[DATASET ENTRIES]
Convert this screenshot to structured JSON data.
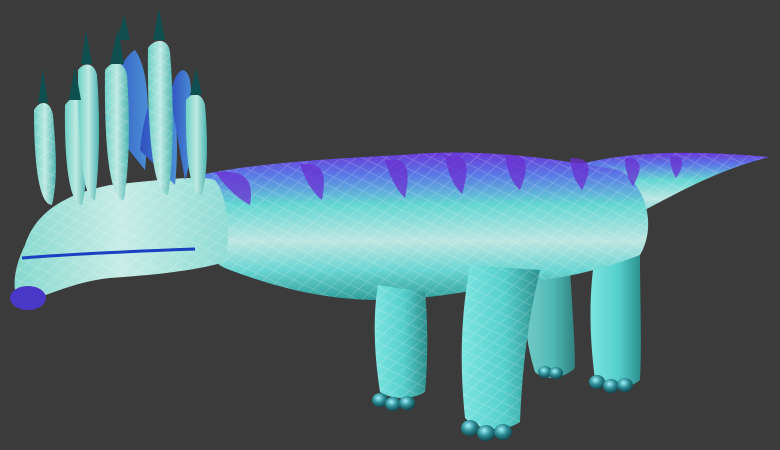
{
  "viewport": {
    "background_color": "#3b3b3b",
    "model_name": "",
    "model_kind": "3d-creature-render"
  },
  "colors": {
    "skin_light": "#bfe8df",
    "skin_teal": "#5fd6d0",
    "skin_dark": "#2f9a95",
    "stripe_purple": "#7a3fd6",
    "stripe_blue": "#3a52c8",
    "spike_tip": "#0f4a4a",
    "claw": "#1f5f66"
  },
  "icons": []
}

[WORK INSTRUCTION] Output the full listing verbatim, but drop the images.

[OUTPUT FOR THIS TASK]
Convert this screenshot to structured JSON data.
{
  "viewport": {
    "background_color": "#3b3b3b",
    "model_name": "",
    "model_kind": "3d-creature-render"
  },
  "colors": {
    "skin_light": "#bfe8df",
    "skin_teal": "#5fd6d0",
    "skin_dark": "#2f9a95",
    "stripe_purple": "#7a3fd6",
    "stripe_blue": "#3a52c8",
    "spike_tip": "#0f4a4a",
    "claw": "#1f5f66"
  },
  "icons": []
}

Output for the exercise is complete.